His parents wouldn’t talk to me, wouldn’t talk to anyone as far as I could figure out. I don’t blame them. For that. I found his Facebook page, found his friends, or people he had friended, because I’m not sure he had friends, and read what they were saying to each other about what happened. Reached out, wrote on his wall, asking for anything that would help me understand. People responded, but I never did. Understand. Not completely. I opened myself up to his voice, trying to find something human in him. That was not pleasant. There were bits. But I’m not sure he was a whole human.

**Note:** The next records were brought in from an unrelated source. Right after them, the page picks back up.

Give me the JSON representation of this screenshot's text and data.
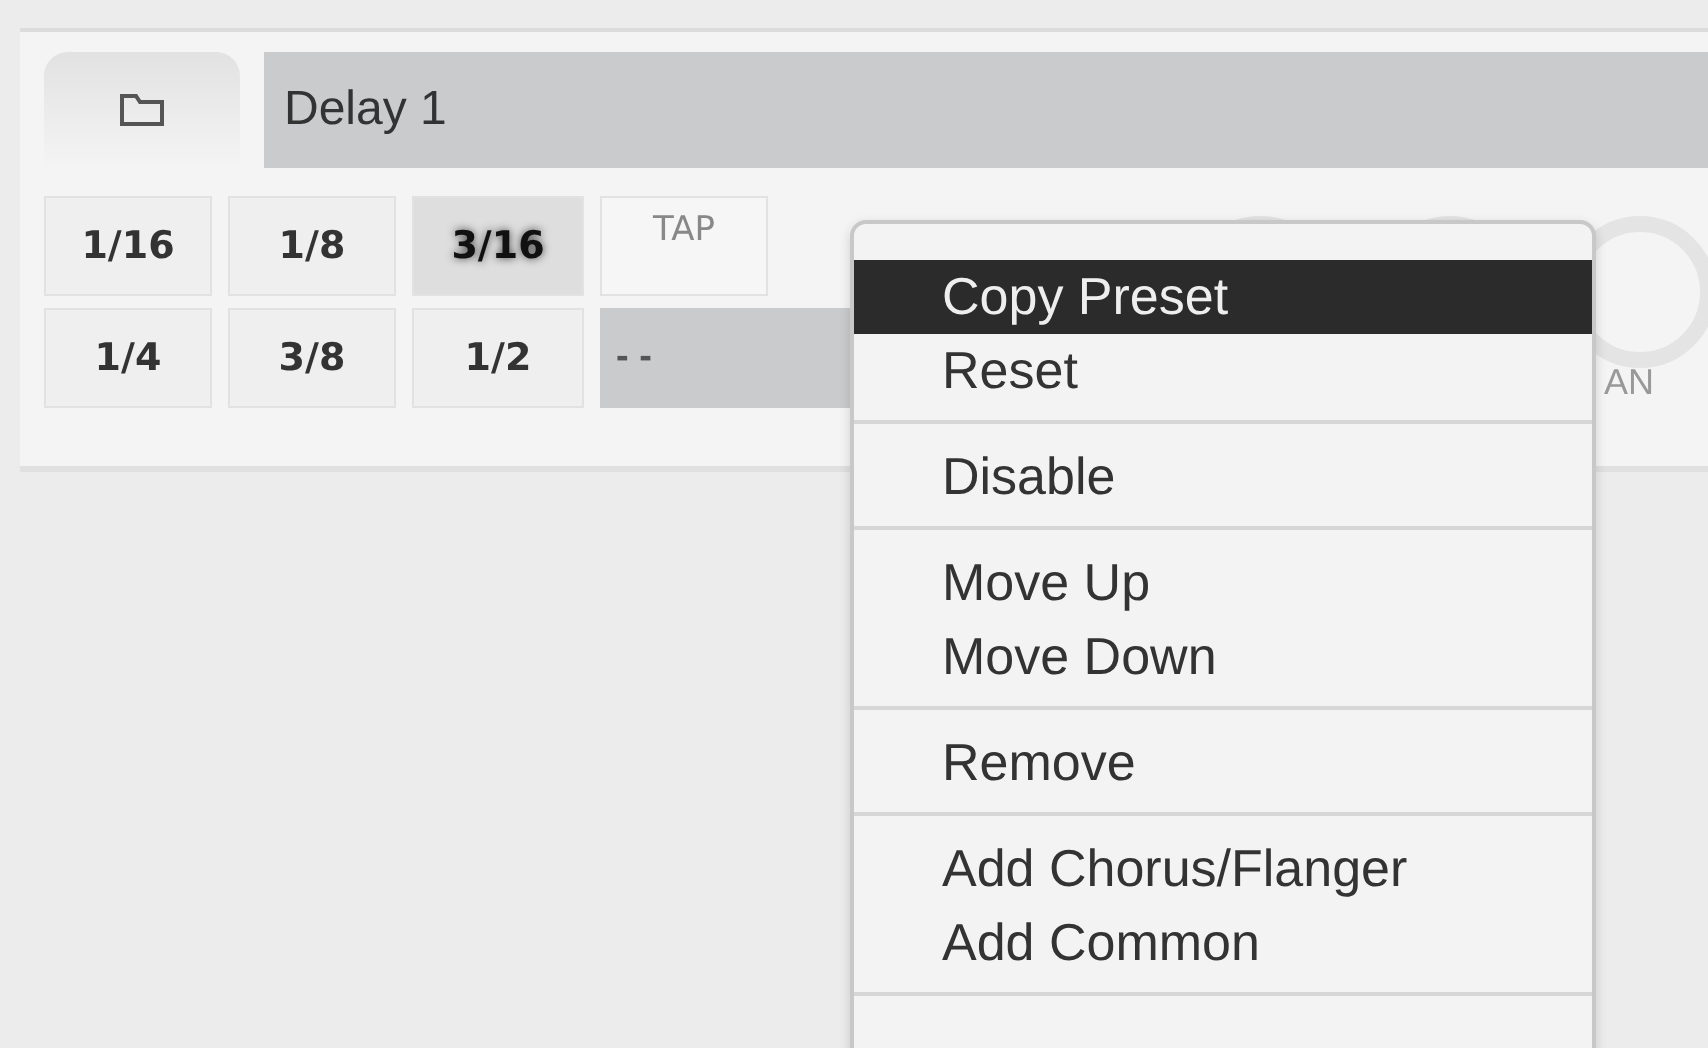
{
  "preset": {
    "title": "Delay 1"
  },
  "divisions": [
    {
      "label": "1/16",
      "selected": false,
      "kind": "note"
    },
    {
      "label": "1/8",
      "selected": false,
      "kind": "note"
    },
    {
      "label": "3/16",
      "selected": true,
      "kind": "note"
    },
    {
      "label": "TAP",
      "selected": false,
      "kind": "tap"
    },
    {
      "label": "1/4",
      "selected": false,
      "kind": "note"
    },
    {
      "label": "3/8",
      "selected": false,
      "kind": "note"
    },
    {
      "label": "1/2",
      "selected": false,
      "kind": "note"
    },
    {
      "label": "- -",
      "kind": "readout"
    }
  ],
  "knob_label": "AN",
  "context_menu": [
    [
      {
        "label": "Copy Preset",
        "selected": true
      },
      {
        "label": "Reset",
        "selected": false
      }
    ],
    [
      {
        "label": "Disable",
        "selected": false
      }
    ],
    [
      {
        "label": "Move Up",
        "selected": false
      },
      {
        "label": "Move Down",
        "selected": false
      }
    ],
    [
      {
        "label": "Remove",
        "selected": false
      }
    ],
    [
      {
        "label": "Add Chorus/Flanger",
        "selected": false
      },
      {
        "label": "Add Common",
        "selected": false
      }
    ]
  ]
}
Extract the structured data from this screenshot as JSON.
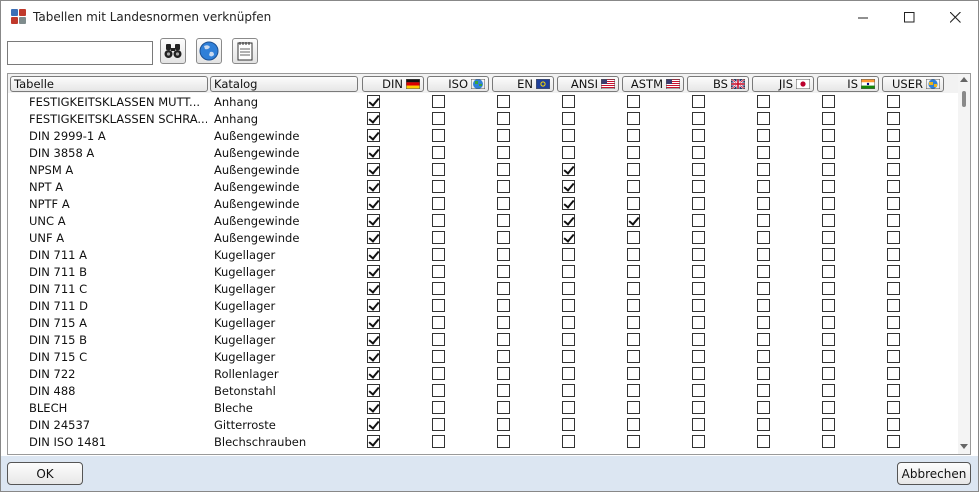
{
  "window": {
    "title": "Tabellen mit Landesnormen verknüpfen"
  },
  "window_controls": [
    {
      "name": "minimize-button",
      "icon": "minimize-icon"
    },
    {
      "name": "maximize-button",
      "icon": "maximize-icon"
    },
    {
      "name": "close-button",
      "icon": "close-icon"
    }
  ],
  "toolbar": {
    "search_value": "",
    "buttons": [
      {
        "name": "find-button",
        "icon": "binoculars-icon"
      },
      {
        "name": "globe-button",
        "icon": "globe-icon"
      },
      {
        "name": "notes-button",
        "icon": "notepad-icon"
      }
    ]
  },
  "columns": {
    "tabelle": "Tabelle",
    "katalog": "Katalog",
    "norms": [
      {
        "key": "din",
        "label": "DIN",
        "icon": "germany-flag-icon"
      },
      {
        "key": "iso",
        "label": "ISO",
        "icon": "globe-icon"
      },
      {
        "key": "en",
        "label": "EN",
        "icon": "eu-flag-icon"
      },
      {
        "key": "ansi",
        "label": "ANSI",
        "icon": "usa-flag-icon"
      },
      {
        "key": "astm",
        "label": "ASTM",
        "icon": "usa-flag-icon"
      },
      {
        "key": "bs",
        "label": "BS",
        "icon": "uk-flag-icon"
      },
      {
        "key": "jis",
        "label": "JIS",
        "icon": "japan-flag-icon"
      },
      {
        "key": "is",
        "label": "IS",
        "icon": "india-flag-icon"
      },
      {
        "key": "user",
        "label": "USER",
        "icon": "user-globe-icon"
      }
    ]
  },
  "rows": [
    {
      "tabelle": "FESTIGKEITSKLASSEN MUTT...",
      "katalog": "Anhang",
      "checks": [
        1,
        0,
        0,
        0,
        0,
        0,
        0,
        0,
        0
      ]
    },
    {
      "tabelle": "FESTIGKEITSKLASSEN SCHRA...",
      "katalog": "Anhang",
      "checks": [
        1,
        0,
        0,
        0,
        0,
        0,
        0,
        0,
        0
      ]
    },
    {
      "tabelle": "DIN 2999-1 A",
      "katalog": "Außengewinde",
      "checks": [
        1,
        0,
        0,
        0,
        0,
        0,
        0,
        0,
        0
      ]
    },
    {
      "tabelle": "DIN 3858 A",
      "katalog": "Außengewinde",
      "checks": [
        1,
        0,
        0,
        0,
        0,
        0,
        0,
        0,
        0
      ]
    },
    {
      "tabelle": "NPSM A",
      "katalog": "Außengewinde",
      "checks": [
        1,
        0,
        0,
        1,
        0,
        0,
        0,
        0,
        0
      ]
    },
    {
      "tabelle": "NPT A",
      "katalog": "Außengewinde",
      "checks": [
        1,
        0,
        0,
        1,
        0,
        0,
        0,
        0,
        0
      ]
    },
    {
      "tabelle": "NPTF A",
      "katalog": "Außengewinde",
      "checks": [
        1,
        0,
        0,
        1,
        0,
        0,
        0,
        0,
        0
      ]
    },
    {
      "tabelle": "UNC A",
      "katalog": "Außengewinde",
      "checks": [
        1,
        0,
        0,
        1,
        1,
        0,
        0,
        0,
        0
      ]
    },
    {
      "tabelle": "UNF A",
      "katalog": "Außengewinde",
      "checks": [
        1,
        0,
        0,
        1,
        0,
        0,
        0,
        0,
        0
      ]
    },
    {
      "tabelle": "DIN 711 A",
      "katalog": "Kugellager",
      "checks": [
        1,
        0,
        0,
        0,
        0,
        0,
        0,
        0,
        0
      ]
    },
    {
      "tabelle": "DIN 711 B",
      "katalog": "Kugellager",
      "checks": [
        1,
        0,
        0,
        0,
        0,
        0,
        0,
        0,
        0
      ]
    },
    {
      "tabelle": "DIN 711 C",
      "katalog": "Kugellager",
      "checks": [
        1,
        0,
        0,
        0,
        0,
        0,
        0,
        0,
        0
      ]
    },
    {
      "tabelle": "DIN 711 D",
      "katalog": "Kugellager",
      "checks": [
        1,
        0,
        0,
        0,
        0,
        0,
        0,
        0,
        0
      ]
    },
    {
      "tabelle": "DIN 715 A",
      "katalog": "Kugellager",
      "checks": [
        1,
        0,
        0,
        0,
        0,
        0,
        0,
        0,
        0
      ]
    },
    {
      "tabelle": "DIN 715 B",
      "katalog": "Kugellager",
      "checks": [
        1,
        0,
        0,
        0,
        0,
        0,
        0,
        0,
        0
      ]
    },
    {
      "tabelle": "DIN 715 C",
      "katalog": "Kugellager",
      "checks": [
        1,
        0,
        0,
        0,
        0,
        0,
        0,
        0,
        0
      ]
    },
    {
      "tabelle": "DIN 722",
      "katalog": "Rollenlager",
      "checks": [
        1,
        0,
        0,
        0,
        0,
        0,
        0,
        0,
        0
      ]
    },
    {
      "tabelle": "DIN 488",
      "katalog": "Betonstahl",
      "checks": [
        1,
        0,
        0,
        0,
        0,
        0,
        0,
        0,
        0
      ]
    },
    {
      "tabelle": "BLECH",
      "katalog": "Bleche",
      "checks": [
        1,
        0,
        0,
        0,
        0,
        0,
        0,
        0,
        0
      ]
    },
    {
      "tabelle": "DIN 24537",
      "katalog": "Gitterroste",
      "checks": [
        1,
        0,
        0,
        0,
        0,
        0,
        0,
        0,
        0
      ]
    },
    {
      "tabelle": "DIN ISO 1481",
      "katalog": "Blechschrauben",
      "checks": [
        1,
        0,
        0,
        0,
        0,
        0,
        0,
        0,
        0
      ]
    }
  ],
  "footer": {
    "ok": "OK",
    "cancel": "Abbrechen"
  }
}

I got a lot of criticism for including his song on the album. People were angry and hurt all over again. Said I had betrayed the others by doing it. That I was glorifying him and what he’d done. But I think his voice should not be forgotten. That there might be something there. To learn from. I’m not saying he was misunderstood. He was obviously mentally not there. But to try and understand that mindset, and what I could have done differently to save everyone. Because deep inside I felt the whole incident was my fault. I wanted to understand that. I spent weeks going back to Carter Family records to try and find some way to write him. From them, like in their “Banks of the Ohio,” I realized that I shouldn’t try to find any explanation, but to just have him describe what he did. Which I did. And I still don’t understand it. I will never sing him live, or ever again, though. A Swedish death metal band, Black Blood, did a cover of the song. That’s fine. Let them invoke the ghost. The demon.

I called my good friend David, another local musician, who has a home studio in his house out in Madrid, a small town near Santa Fe, out past the prison. I needed to get all the songs down, to hear the recorded versions, just me and Martin, to see how they might come together around a band. David, bless him, opened his place to me when I wanted and overdubbed some mandolin and fiddle parts when I asked. His wife Karen fed me on breaks and kept a pot of green tea ready at all times.

I sent copies of the demo to my management and to John the owner of Nowhere Records who put out my last three records. He called the day after he got it and said he wanted to put it out, as is, to keep the starkness of the songs. And that became Songs of the Dead, my most popular album ever.

I could never have taken the money. I already had the guilt that my previous albums had a bump in sales after what happened. I, and John did too, put all the money earned from Songs of the Dead into a fund set up for the victims and survivors of the Crystal Ballroom shooting. Which was not, could never be, enough. And was forgotten after the next shooting. And the next.

I was not sure I was ever going to perform, solo, again. I was forty-six, I told myself, time to retire, even though playing live is how I’ve managed to keep earning a living now that people just listen to stuff for free online. I was scared. And guilty. I knew it would happen again. Because I felt the shooting had been my fault. And I knew that I would die the next time. That there would be a next time. And people would hate me. Did hate me. That I could never look at an audience again without sobbing.

But when Jared called again to invite me to play the Type I Concert again, I said yes. I would try it. I got together a new band, and Jared would come out to play mandolin for the last two songs, but first I had to go out there alone. Just me and my guitar to play some of those people’s songs. I asked Jared not to introduce me. I just walked out in the Phoenix sun, still expecting to get shot. Or booed. Or for people to say nothing. To leave. Turn their backs. Instead, they stood and clapped and cheered. I leaned into the microphone and said, —Hello. This one is from Corrine.


About the Author

Born in Puerto Rico, John Yohe lives in Colorado. He has worked as a wildland firefighter, wilderness ranger and fire lookout. Former Fiction Editor for Deep Wild: Writing from the Backcountry.


Photo by Joel Muniz on Unsplash